Local Companies Bring Business Learning to Kotzebue Students
ABW participant Brian Stalker of Kotzebue provides financial leadership to his team.
Since 2009, hundreds of Alaska high school students have learned how to run a company at Alaska Business Week (ABW) summer camps. This April, the Kotzebue community helped ABW kick off a tenth year of operations when students walked through the doors of the UA Chukchi campus.
ABW is a weeklong camp where high school students learn how to run a business profitably and ethically. There are a number of activities and lectures throughout the week that teach concepts like leadership and teamwork, grit and responsibility. However, the core of the business week camp is a management competition where student groups compete in an intense business simulation.
Students often begin the ABW program with limited functional knowledge of how a company works. In five days and two-years of simulated business they learn how and why successful companies do what they do.
Early afternoon on the final day of camp, students delivered financial presentations to members of the local business community. They demonstrated a new understanding of concepts that many adults struggle with; concepts like profit, asset management, depreciation, and debt. Students now recognize that sales, production, and administration are all necessary components of success. They are comfortable with common financial reports like Profit and Loss, Balance Sheet, and Cash Flow statements. The realize the importance of bringing their personal ethics into their professional lives and the value of corporate citizenship. And – importantly – they showed that they had a ton of fun learning these valuable life skills.
“We were given a company that we have owned for two years,” said Virgina, a Magnet School student from Chevak. “My part of the company was being the CFO. I’ve learned about other positions, and they’re all working as a team. It sort of changed my thoughts of the future.”
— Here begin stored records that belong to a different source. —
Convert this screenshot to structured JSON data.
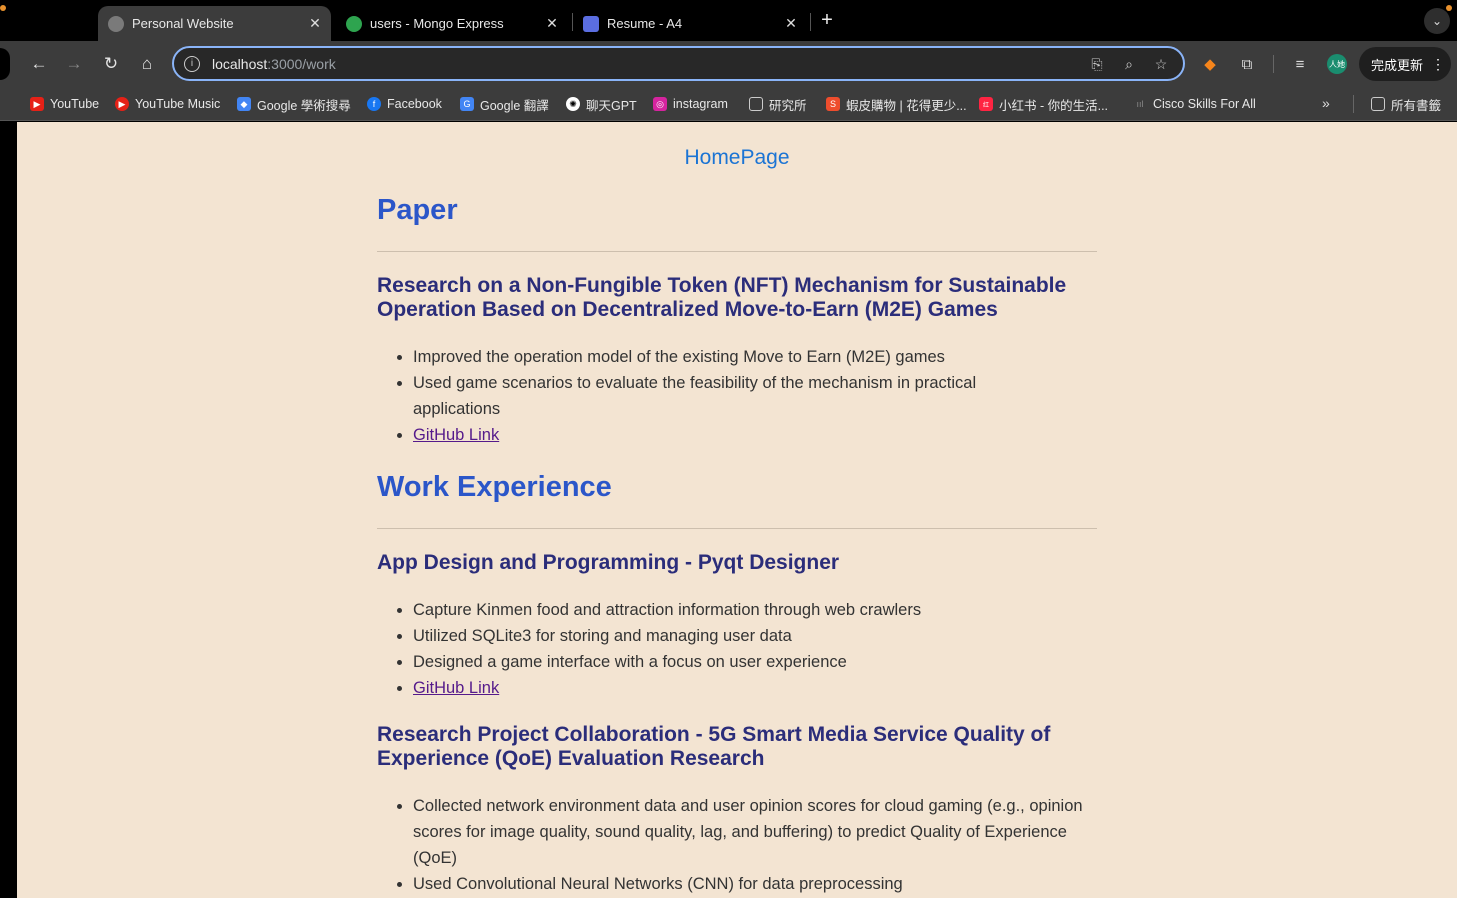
{
  "browser": {
    "tabs": [
      {
        "title": "Personal Website",
        "active": true
      },
      {
        "title": "users - Mongo Express",
        "active": false
      },
      {
        "title": "Resume - A4",
        "active": false
      }
    ],
    "url_host": "localhost",
    "url_path": ":3000/work",
    "update_label": "完成更新",
    "profile_label": "人她",
    "bookmarks": [
      {
        "label": "YouTube",
        "icon": "youtube-icon",
        "color": "#e62117"
      },
      {
        "label": "YouTube Music",
        "icon": "youtube-music-icon",
        "color": "#e62117"
      },
      {
        "label": "Google 學術搜尋",
        "icon": "scholar-icon",
        "color": "#4285f4"
      },
      {
        "label": "Facebook",
        "icon": "facebook-icon",
        "color": "#1877f2"
      },
      {
        "label": "Google 翻譯",
        "icon": "translate-icon",
        "color": "#4285f4"
      },
      {
        "label": "聊天GPT",
        "icon": "chatgpt-icon",
        "color": "#ffffff"
      },
      {
        "label": "instagram",
        "icon": "instagram-icon",
        "color": "#d6249f"
      },
      {
        "label": "研究所",
        "icon": "folder-icon",
        "color": "#cccccc"
      },
      {
        "label": "蝦皮購物 | 花得更少...",
        "icon": "shopee-icon",
        "color": "#ee4d2d"
      },
      {
        "label": "小红书 - 你的生活...",
        "icon": "xiaohongshu-icon",
        "color": "#ff2442"
      },
      {
        "label": "Cisco Skills For All",
        "icon": "cisco-icon",
        "color": "#888888"
      }
    ],
    "all_bookmarks_label": "所有書籤"
  },
  "page": {
    "home_link": "HomePage",
    "paper_heading": "Paper",
    "paper": {
      "title": "Research on a Non-Fungible Token (NFT) Mechanism for Sustainable Operation Based on Decentralized Move-to-Earn (M2E) Games",
      "bullets": [
        "Improved the operation model of the existing Move to Earn (M2E) games",
        "Used game scenarios to evaluate the feasibility of the mechanism in practical applications"
      ],
      "link": "GitHub Link"
    },
    "work_heading": "Work Experience",
    "job1": {
      "title": "App Design and Programming - Pyqt Designer",
      "bullets": [
        "Capture Kinmen food and attraction information through web crawlers",
        "Utilized SQLite3 for storing and managing user data",
        "Designed a game interface with a focus on user experience"
      ],
      "link": "GitHub Link"
    },
    "job2": {
      "title": "Research Project Collaboration - 5G Smart Media Service Quality of Experience (QoE) Evaluation Research",
      "bullets": [
        "Collected network environment data and user opinion scores for cloud gaming (e.g., opinion scores for image quality, sound quality, lag, and buffering) to predict Quality of Experience (QoE)",
        "Used Convolutional Neural Networks (CNN) for data preprocessing"
      ]
    }
  }
}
Volunteer mentors from the host community guide ABW students to success. Kotzebue-area professionals committed a week of their time to tutor camp participants. These talented mentors – and their generous employers – are champions for entrepreneurship learning in Alaska and very deserving of our appreciation. Thank you to Ann Howarth of OTZ Telephone Cooperative, Fred Smith of Wolf Creek Sales & Services, and both Nina Lie and Kristina McCall (Anchorage) of NANA.
ABW camps are only possible with support from local business partners. The program is entirely funded by private sector companies that are passionate about providing access to business learning, a subject that can be hard to find in traditional education. This program is Alaska companies educating future business leaders face-to-face in the most grassroots way imaginable. In Kotzebue, contributions from regional employers like NANA Regional, Akima, and Northwest Arctic Borough created this opportunity, and many more contribute to statewide operations.
ABW participants are very aware of the companies that make their camp experience possible. In a personal note to her sponsors, Sierra from Kotzebue wrote, “This week was fun. We had laughter, smiles, and a lot of progress. ABW was worth a lot of my time. I’d like you to continue sponsoring the program.”
Volunteers and sponsors provide young people with the skills and confidence needed to realize professional aspirations, students like Kate McWilliams who attended ABW in 2014. Kate signed up to learn the skills necessary to pursue a career in fashion in her hometown of Bethel. Kate’s strategy to realize her passion was to open a consignment clothing store. She operated the shop through high school and today, while attending college in Oregon, Kate employs her neighbors to operate the store in her absence.
The 2019 Kotzebue Business Week camp is the first of what will be an annual program in the region. This year, four students from Ambler, Chevak and Noorvik participated in the Kotzebue-based camp. With proper planning and growing excitement about the opportunity, ABW expects to include an increasing number of visiting students.
There are two remaining ABW camps scheduled for the 2019 summer seasons. An Anchorage camp runs from July 8-12 at Romig Middle School. The MatSu program will be hosted at Colony High School and runs from July 22-26. More information and registration opportunities are available online at alaskabusinessweek.com or by calling (907) 278-2744.
An ABW summer camp participant in Kotzebue learns how to tie a tie.
Become an Industry Sponsor
In This Issue
The Marx Bros. Café
Jack Amon and Richard “Van” Hale opened the doors of the Marx Bros. Café on October 18, 1979; however, the two had already been partners in cuisine for some time, having created the Wednesday Night Gourmet Wine Tasting Society and Volleyball Team Which Now Meets on Sunday, a weekly evening of food and wine. It was actually the end of the weekly event that spurred the name of the restaurant: hours after its final service, Amon and Hale were hauling equipment and furnishings out of their old location and to their now-iconic building on Third Street, all while managing arguments about equipment ownership, a visit from the police, and quite a bit of wine. “If you’ve ever seen the movie ‘A Night at the Opera” starring the Marx Brothers, that’s what it was like,” Hale explains.